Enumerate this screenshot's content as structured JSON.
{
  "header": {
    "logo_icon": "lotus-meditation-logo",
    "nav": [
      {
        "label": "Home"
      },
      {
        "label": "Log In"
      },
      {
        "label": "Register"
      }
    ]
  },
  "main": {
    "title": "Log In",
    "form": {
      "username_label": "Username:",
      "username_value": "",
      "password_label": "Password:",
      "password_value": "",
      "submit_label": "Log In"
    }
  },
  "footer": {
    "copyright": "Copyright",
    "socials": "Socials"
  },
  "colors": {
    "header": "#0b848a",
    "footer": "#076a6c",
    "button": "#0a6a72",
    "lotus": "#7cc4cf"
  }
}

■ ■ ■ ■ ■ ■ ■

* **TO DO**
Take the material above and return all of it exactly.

* **COMPLETED TASK**
Enumerate this screenshot's content as structured JSON.
{
  "header": {
    "logo_icon": "lotus-meditation-logo",
    "nav": [
      {
        "label": "Home"
      },
      {
        "label": "Log In"
      },
      {
        "label": "Register"
      }
    ]
  },
  "main": {
    "title": "Log In",
    "form": {
      "username_label": "Username:",
      "username_value": "",
      "password_label": "Password:",
      "password_value": "",
      "submit_label": "Log In"
    }
  },
  "footer": {
    "copyright": "Copyright",
    "socials": "Socials"
  },
  "colors": {
    "header": "#0b848a",
    "footer": "#076a6c",
    "button": "#0a6a72",
    "lotus": "#7cc4cf"
  }
}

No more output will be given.